The Oldest Mother

One Sunday morning, our pastor has a special request after his sermon,“Would all the mothers in the church please stand up?” About half the congregation rose to their feet.

“In honor of this Mother’s Day, we would like to honor our special mothers! Let’s give them a hand!”

My mother scowled during the applause. “See, you’d better appreciate me! Look how everyone else appreciates me! You never clap for me…”

I rolled my eyes; I never win these arguments. “Mom, I DO appreciate you, remember that time I…”

Shhh!” She interrupted, “Be quiet, the pastor is talking!”

The pastor smiled upon the rows of women, all glowing in a maternal light. “Today, we would like to treat our oldest mother! Mothers under the age of forty, please sit down.”
My mother immediately sat, even though it was a complete lie. She gave me the killer, “Don’t you dare say a word,” stare.

He continued, “Any ladies under fifty, have a seat…” Fewer women remained standing. “Now anyone under sixty, please be seated.”

Nagymama sat down, “This is stupid, my legs hurt,” she said in Hungarian.

My aunt pleaded, “Stand back up! They are trying to honor the oldest mother!”

Meanwhile, the pastor continued to speak, “Anyone below seventy, please sit down.”

My mother and aunt tugged on Nagymama’s elbows and she swatted at them like flies, “The both of you are crazy! Go into the water and go under it!”

“Anyone below eighty sit down.” Only one woman remained standing. The usher ran over to give her an extra microphone.

“Mrs. Daga! How old are you?”

“Eighty-two,” she said sheepishly.

“Is there anyone in the congregation older than eighty-two?” The entire church fell silent, except for the Hungarians arguing loudly in the back.

“This guy talks too much,” grandma complained. “He’s just always going, ‘Pa pa pa pa pa,’ spouting off nonsense! Let’s go home.”

The pastor ignored the bickering and continued, “Okay, so I guess the prize goes to…”

Vait, vait, vait!” my mother yelled as the ushers started to hand the Bath & Body Works gift set to Mrs. Daga. “I tink we haf dah oldest modder!” All heads turned to my grandma.

“How old are you?” the pastor asked. Nagymama looked like a deer in headlights as the usher put the microphone in her face.

One of the other ushers chimed in, “Pastor, she doesn’t understand.
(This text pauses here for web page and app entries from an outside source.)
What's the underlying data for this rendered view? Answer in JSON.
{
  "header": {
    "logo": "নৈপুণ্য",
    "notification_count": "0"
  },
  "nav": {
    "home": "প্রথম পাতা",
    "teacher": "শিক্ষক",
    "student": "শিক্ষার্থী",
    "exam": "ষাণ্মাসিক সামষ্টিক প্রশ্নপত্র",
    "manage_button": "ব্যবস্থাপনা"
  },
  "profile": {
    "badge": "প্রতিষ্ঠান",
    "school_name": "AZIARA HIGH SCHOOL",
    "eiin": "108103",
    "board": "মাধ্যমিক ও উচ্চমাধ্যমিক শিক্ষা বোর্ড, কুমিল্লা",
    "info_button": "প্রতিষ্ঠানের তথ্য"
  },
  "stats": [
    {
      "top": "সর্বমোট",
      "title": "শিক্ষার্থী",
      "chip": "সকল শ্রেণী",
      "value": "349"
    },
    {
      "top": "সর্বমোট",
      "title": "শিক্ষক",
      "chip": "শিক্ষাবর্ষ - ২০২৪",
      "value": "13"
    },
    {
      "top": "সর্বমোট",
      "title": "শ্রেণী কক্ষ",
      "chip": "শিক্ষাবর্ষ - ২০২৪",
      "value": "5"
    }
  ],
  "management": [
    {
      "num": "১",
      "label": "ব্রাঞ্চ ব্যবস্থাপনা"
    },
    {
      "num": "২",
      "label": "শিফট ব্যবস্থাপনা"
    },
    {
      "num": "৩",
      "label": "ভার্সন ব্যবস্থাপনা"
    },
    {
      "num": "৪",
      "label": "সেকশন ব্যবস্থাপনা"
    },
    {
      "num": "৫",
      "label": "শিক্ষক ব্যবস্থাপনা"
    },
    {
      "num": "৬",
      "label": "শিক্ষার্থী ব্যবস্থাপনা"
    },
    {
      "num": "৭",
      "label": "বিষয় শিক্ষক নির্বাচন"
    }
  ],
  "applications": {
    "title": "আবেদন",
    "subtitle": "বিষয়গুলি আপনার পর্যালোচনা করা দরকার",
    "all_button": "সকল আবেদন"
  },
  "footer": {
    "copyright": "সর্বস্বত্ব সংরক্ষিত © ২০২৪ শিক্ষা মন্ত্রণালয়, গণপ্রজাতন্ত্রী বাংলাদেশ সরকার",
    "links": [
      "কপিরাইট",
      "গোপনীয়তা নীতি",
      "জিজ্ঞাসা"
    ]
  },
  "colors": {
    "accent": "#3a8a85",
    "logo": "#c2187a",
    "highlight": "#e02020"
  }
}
Here, let me try in German…” He walked over and yelled right in her ear, “Wie alt bist du?”

My mother looked at her, “Anyu! Hány éves vagy?”

My aunt grabbed her arm, “Câţi ani ai?”

It didn’t matter if we asked in English, German, Hungarian, Romanian, or Pig-Latin, Nagymama just clutched her purse and sat with her lips sealed.

“This is ridiculous,” I said, “She’s ninety-”

Before I could even finish that number, Nagymama leaned into the microphone. “Hallo?” she said, her voice echoing through the vast church walls.

“Yes, Karolina! How. Old. Are. YOU?”

Nagymama laughed, “Sex-ty four.”

“No, wait, she’s not sixty-four, she’s-”

Nagymama looked over at me and glared. She softly but firmly said,“You shut your mouth before I shut it for you.”

So, on that day, Mrs. Daga was accredited as the oldest mother and received the complimentary Bath & Body Works Gift Set, regardless of the fact that Nagymama had at least ten years on her.
Moral of the Story: You are only as old as you feel. If you feel good, you might as well skip the door prize and lie through your fake teeth.

Photo by Julia Freeman-Woolpert